Just as it has longstanding links with the Dalai Lama and the so-called Tibetan government in exile in India, the US has ties with various Uighur exile organisations. The US government provides annual funds via the National Endowment for Democracy, widely regarded as a CIA front organisation, to the Uighur American Association and the World Uighur Congress, based in Germany.
Both these organisations deny any connection to the East Turkestan Islamic Movement (ETIM), which Beijing blames for armed attacks within China. The US State Department placed the ETIM on its list of terrorist organisations in 2002, in exchange for Chinese support for the US-led invasion of Afghanistan.
The CIA undoubtedly has connections to the ETIM and other armed Uighur groups, however, going back to the 1980s when it funded a covert war inside Afghanistan to oust the Soviet-backed regime.
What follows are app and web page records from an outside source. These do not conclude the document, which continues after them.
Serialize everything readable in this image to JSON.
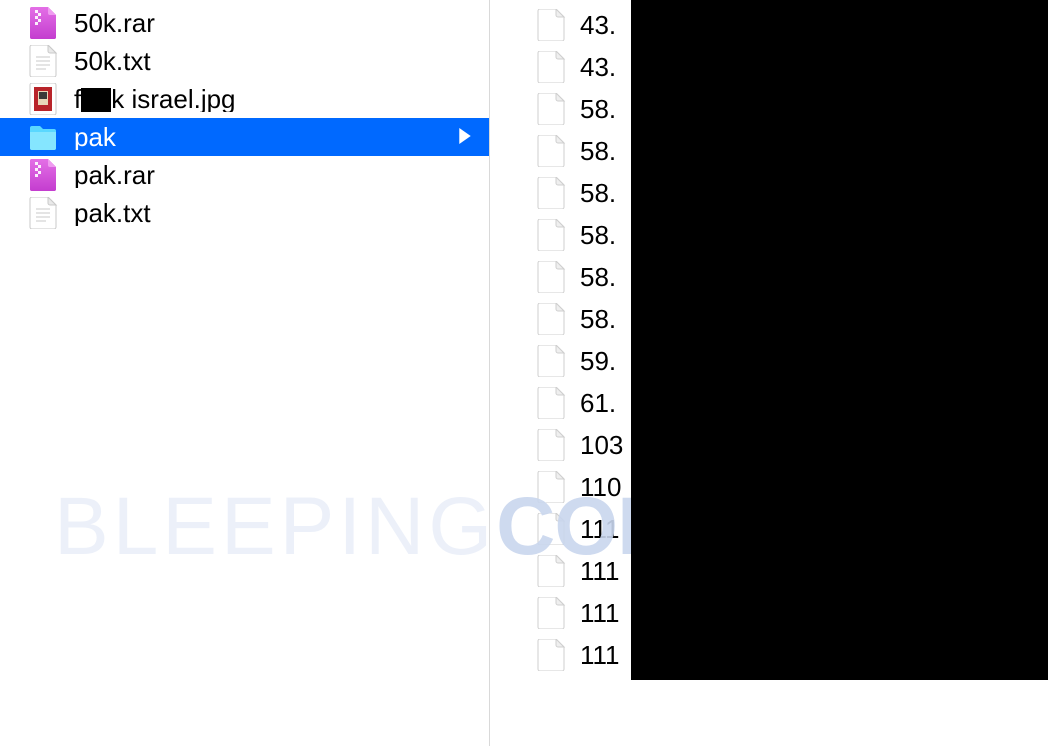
{
  "left_column": {
    "items": [
      {
        "label": "50k.rar",
        "icon": "rar-icon",
        "selected": false
      },
      {
        "label": "50k.txt",
        "icon": "txt-icon",
        "selected": false
      },
      {
        "label_prefix": "f",
        "label_suffix": "k israel.jpg",
        "icon": "jpg-icon",
        "selected": false,
        "censored": true
      },
      {
        "label": "pak",
        "icon": "folder-icon",
        "selected": true
      },
      {
        "label": "pak.rar",
        "icon": "rar-icon",
        "selected": false
      },
      {
        "label": "pak.txt",
        "icon": "txt-icon",
        "selected": false
      }
    ]
  },
  "right_column": {
    "items": [
      {
        "label": "43."
      },
      {
        "label": "43."
      },
      {
        "label": "58."
      },
      {
        "label": "58."
      },
      {
        "label": "58."
      },
      {
        "label": "58."
      },
      {
        "label": "58."
      },
      {
        "label": "58."
      },
      {
        "label": "59."
      },
      {
        "label": "61."
      },
      {
        "label": "103"
      },
      {
        "label": "110"
      },
      {
        "label": "111"
      },
      {
        "label": "111"
      },
      {
        "label": "111"
      },
      {
        "label": "111"
      }
    ]
  },
  "watermark": {
    "part1": "BLEEPING",
    "part2": "COMPUTER"
  }
}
The ETIM had linkages to Al Qaeda, which was a CIA conduit for Islamist fighters to join the anti-Soviet jihad.
In January, the last three of 22 Uighurs held by the US at Guantánamo Bay were finally released. Having detained the men without trial for over a decade as “terrorists,” American authorities rejected Beijing’s claims that they were ETIM members and that they should be returned to China. Instead the three were sent to Slovakia—on the grounds that they would suffer abuse inside China. Exactly what assets the CIA has inside the ETIM is impossible to know, but one cannot rule out CIA involvement in encouraging separatist violence inside China.
It is no accident that in the wake of the attack at Kunming, the American media has seized on the opportunity to once again propagate the cause of “Uighur rights.” The promotion of Uighur self-determination, alongside Tibetan demands for greater autonomy, is part of the far broader strategy of the Obama administration known as the “pivot to Asia”—a diplomatic offensive and military build-up throughout the region aimed at undermining the Chinese regime.